General Information and Specifications
Listed here are the Cummins ISM specifications, along with some general info, for your reference.
Displacement: 10.8 liters.
Minimum fuel pressure during cranking: 25 psi.
Minimum fuel pressure at 1200 RPM: 120 psi.
Oil pressure minimum at idle (automotive): 30 psi.
Oil pressure minimum at 1200 RPM (automotive): 30 psi.
Oil capacity (automotive): 7 to 9 gallons.
Oil capacity (transit bus): 8 to 9 gallons.
Coolant capacity: 10-12.4 quarts.
Coolant pressure, minimum at 1800 RPM with a closed thermostat: 20 psi.
Coolant pressure, maximum with closed thermostat: 40 psi.
Coolant temperature (minimum/maximum): 160 to 212 degrees F.
Cummins QSM Marine Specs and Information
Listed below are the general specifications for the marine parts.
Maximum fuel inlet temperature: 160 degrees F.
Oil pressure minimum at idle: 10 psi.
Oil pressure range: 30 to 65 psi.
Oil pressure minimum at 1200 RPM: 30 psi.
Oil capacity: 7-8 gallons.
Coolant capacity (with heat exchanger): 8 gallons.
Maximum coolant temperature: 205 degrees F.
Maximum angularity of oil pan (front down): 30 degrees for the rear sump, 45 degrees for the front sump.
Maximum angularity of oil pan (rear down): 25 degrees for the rear sump, 27 degrees for the front sump.
Maximum angularity of oil pan (side to side): 30 degrees for the rear sump, 42 degrees for the front sump.
Cummins QSM11 Parts +
What are the general specs of the Cummins QSM11?

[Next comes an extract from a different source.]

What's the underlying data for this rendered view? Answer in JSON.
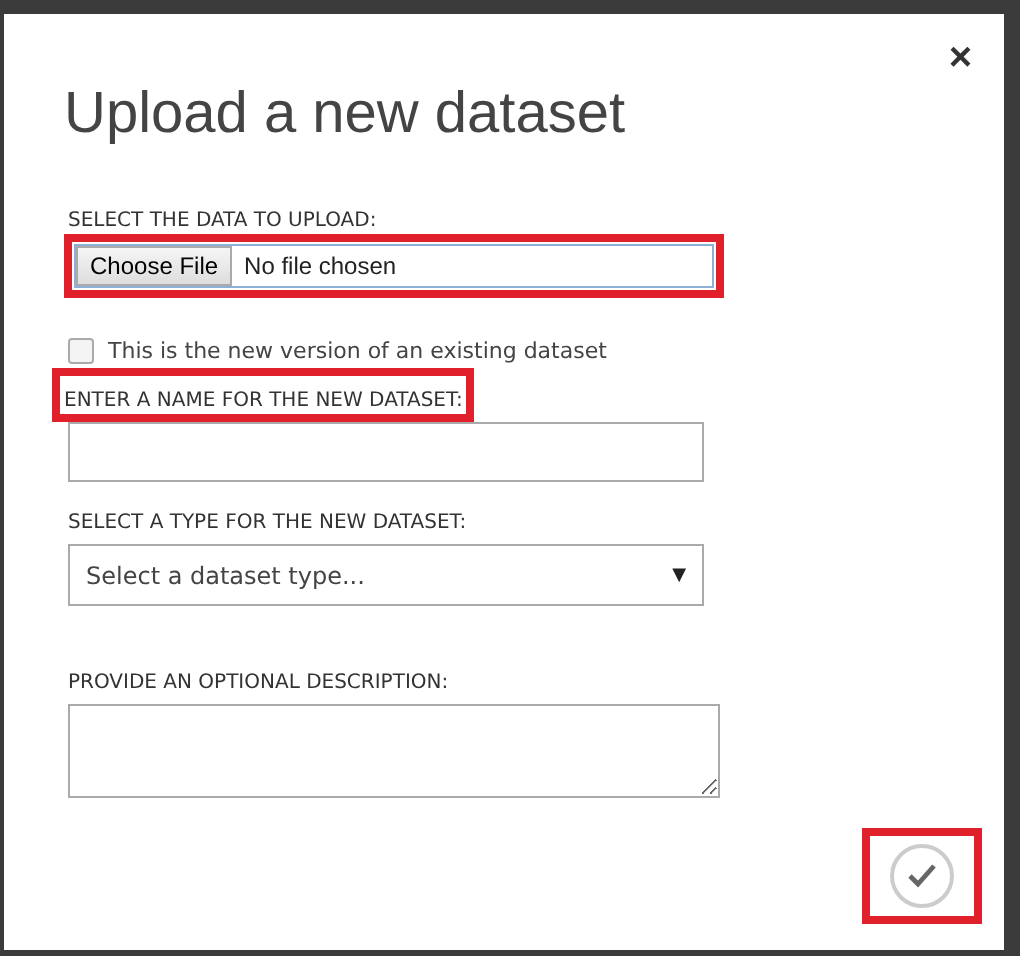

This engine has a bore of 4.92 inches, a stroke of 5.79 inches and a displacement of 10.8 liters.
What is the maximum allowable radial load (angle) on the crankshaft?

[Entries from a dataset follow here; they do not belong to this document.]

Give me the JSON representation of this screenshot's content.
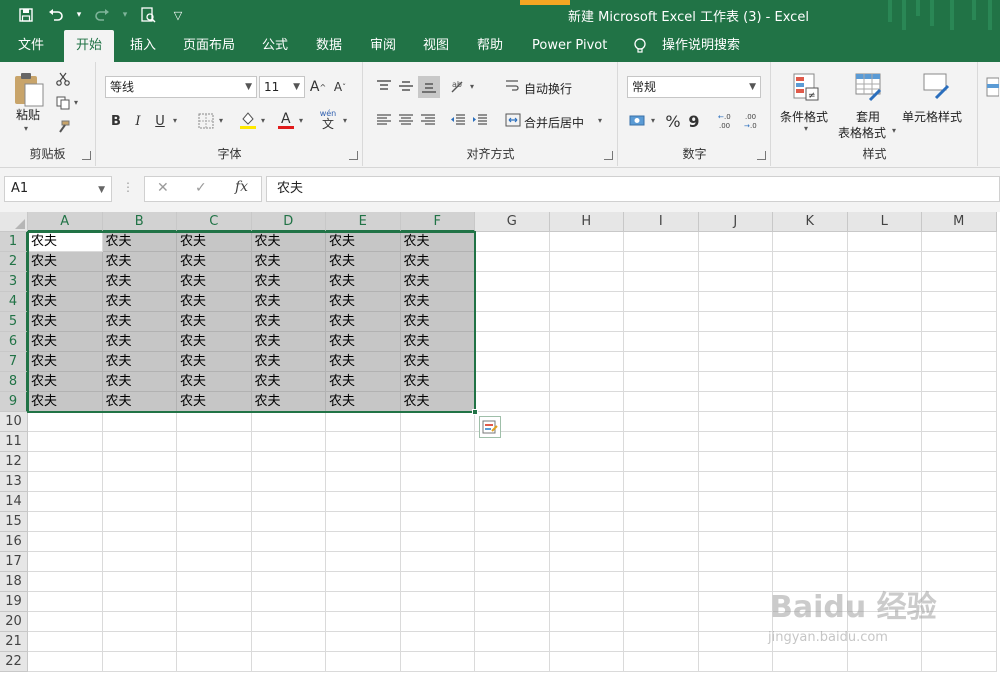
{
  "app": {
    "window_title": "新建 Microsoft Excel 工作表 (3)  -  Excel",
    "brand_color": "#217346"
  },
  "quick_access": [
    {
      "name": "save-icon",
      "glyph": "💾"
    },
    {
      "name": "undo-icon",
      "glyph": "↶"
    },
    {
      "name": "redo-icon",
      "glyph": "↷"
    },
    {
      "name": "print-preview-icon",
      "glyph": "🔍"
    },
    {
      "name": "customize-qat-icon",
      "glyph": "▽"
    }
  ],
  "tabs": [
    "文件",
    "开始",
    "插入",
    "页面布局",
    "公式",
    "数据",
    "审阅",
    "视图",
    "帮助",
    "Power Pivot"
  ],
  "active_tab": "开始",
  "tell_me": "操作说明搜索",
  "ribbon": {
    "clipboard": {
      "label": "剪贴板",
      "paste": "粘贴"
    },
    "font": {
      "label": "字体",
      "font_name": "等线",
      "font_size": "11",
      "bold": "B",
      "italic": "I",
      "underline": "U",
      "grow": "A",
      "shrink": "A",
      "phonetic_top": "wén",
      "phonetic_bottom": "文"
    },
    "alignment": {
      "label": "对齐方式",
      "wrap_text": "自动换行",
      "merge_center": "合并后居中"
    },
    "number": {
      "label": "数字",
      "format": "常规",
      "percent": "%",
      "comma": "9",
      "inc_decimal": "←.0\n.00",
      "dec_decimal": ".00\n→.0"
    },
    "styles": {
      "label": "样式",
      "conditional": "条件格式",
      "format_table_1": "套用",
      "format_table_2": "表格格式",
      "cell_styles": "单元格样式"
    }
  },
  "formula_bar": {
    "name_box": "A1",
    "cancel": "✕",
    "enter": "✓",
    "fx": "fx",
    "content": "农夫"
  },
  "sheet": {
    "columns": [
      "A",
      "B",
      "C",
      "D",
      "E",
      "F",
      "G",
      "H",
      "I",
      "J",
      "K",
      "L",
      "M"
    ],
    "rows": [
      "1",
      "2",
      "3",
      "4",
      "5",
      "6",
      "7",
      "8",
      "9",
      "10",
      "11",
      "12",
      "13",
      "14",
      "15",
      "16",
      "17",
      "18",
      "19",
      "20",
      "21",
      "22"
    ],
    "cells": [
      [
        "农夫",
        "农夫",
        "农夫",
        "农夫",
        "农夫",
        "农夫"
      ],
      [
        "农夫",
        "农夫",
        "农夫",
        "农夫",
        "农夫",
        "农夫"
      ],
      [
        "农夫",
        "农夫",
        "农夫",
        "农夫",
        "农夫",
        "农夫"
      ],
      [
        "农夫",
        "农夫",
        "农夫",
        "农夫",
        "农夫",
        "农夫"
      ],
      [
        "农夫",
        "农夫",
        "农夫",
        "农夫",
        "农夫",
        "农夫"
      ],
      [
        "农夫",
        "农夫",
        "农夫",
        "农夫",
        "农夫",
        "农夫"
      ],
      [
        "农夫",
        "农夫",
        "农夫",
        "农夫",
        "农夫",
        "农夫"
      ],
      [
        "农夫",
        "农夫",
        "农夫",
        "农夫",
        "农夫",
        "农夫"
      ],
      [
        "农夫",
        "农夫",
        "农夫",
        "农夫",
        "农夫",
        "农夫"
      ]
    ],
    "selection": "A1:F9",
    "active_cell": "A1"
  },
  "watermark": {
    "main": "Baidu 经验",
    "sub": "jingyan.baidu.com"
  }
}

At 0 degrees: 192 lb.
At 90 degrees: 90 lb.
At 180 degrees: 1106 lb.
At 270 degrees: 192 lb.
What is the engine pitch angle for steady state operation during vessel operation?
Proper engine angles can prevent the unnecessary wear and tear (or malfunction) of many vital engine parts and operations.
Front up from horizontal:
-15 degrees minimum / 31 degrees maximum.
What is the engine pitch angle for intermittent vessel operation?
When viewed from flywheel side of engine - From right/left:
45 degrees maximum right or 37 degrees left (roll angle).
What are the Cummins QSM11 fuel system specs?
Max allowable restriction to the fuel pump: is 6 in Hg / 10 in Hg (clean filter / dirty filter.)
Return line pressure: 6.5 in Hg maximum.
Static pressure at fuel pump: 6 in Hg.
Fuel pump height, above fuel pump: 2.47 m or 8.1 feet.
What are the exhaust system specs for the QSM11?
Problems with the exhaust system can cause many parts to malfunction on a Cummins QSM11. Be sure to always check if you are experiencing performance issues.
3 in Hg - Maximum allowable back pressure
20 lb maximum incremental direct load at the turbine outlet mounting flange.
What are the air intake specs for the QSM11?
Correctly identifying air intake problems can help you identify which parts need to be replaced, and is recommended for any major engine overhauls.
The maximum air cleaner inlet tmperature rise over the ambient temperature is 30 degrees F.
The maximum air intake restriction with a clean filter is 10 in H2O with a clean filter and 25 in H2O for a dirty filter.